  • Patricia Alessandrini

    Patricia Alessandrini

    Assistant Professor of Music

    Current Research and Scholarly InterestsComputer-assisted analysis, composition
    Physical computing and robotics
    Multimedia interactive performance, aesthetics and paradigms of multimedia interaction
    Feminist perspectives on electronic music practices
    Use of technology in inclusive music, interfaces for the disabled
    Music Information Retrieval (MIR), concatenative synthesis, and physical modelling
    Motion capture, gestural control of electronics, and kinetics in electronics
    Music and sound design for film, video and installation art

  • Mark Algee Hewitt

    Mark Algee Hewitt

    Associate Professor of English

    BioMark Algee-Hewitt’s research combines literary criticism with digital and quantitative analyses of literature and other textual corpora. Although his work primarily focuses on the development and transmission of aesthetic and philosophic concepts during the long eighteenth-century in both Britain and Germany, his research interests also include other literary forms, such as poetry and the Gothic novel, and broadly reach from the eighteenth-century to contemporary literary practice. As director of the Stanford Literary Lab, he has led projects on a variety of topics, including the use of extra-disciplinary discourse in novels, the narratological theory of the short story, and science-fiction world building. In addition to these literary projects, he has also worked in collaboration with the OECD's Working Group on Bribery to explore the effectiveness of public writing as an enforcement strategy, with the Smithsonian Museum of American History on the history of American celebrity in newspapers, and with faculty in the school of law at Columbia University on court decisions regarding environmental policy.

  • Steven Allen

    Steven Allen

    Professor of Physics and of Particle Physics and Astrophysics

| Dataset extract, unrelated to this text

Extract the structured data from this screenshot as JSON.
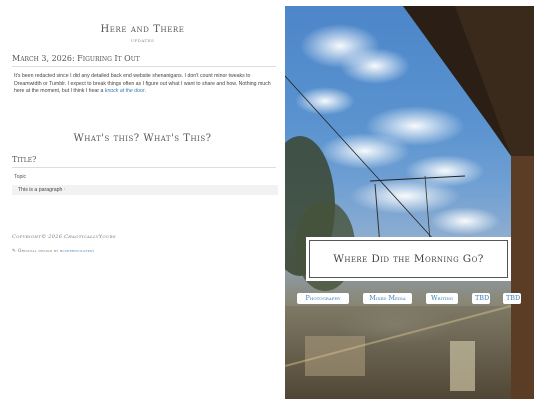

    Current Research and Scholarly InterestsObservational astrophysics and cosmology; galaxies, galaxy clusters, dark matter and dark energy; applications of statistical methods; X-ray astronomy; X-ray detector development; optical astronomy; mm-wave astronomy; radio astronomy; gravitational lensing.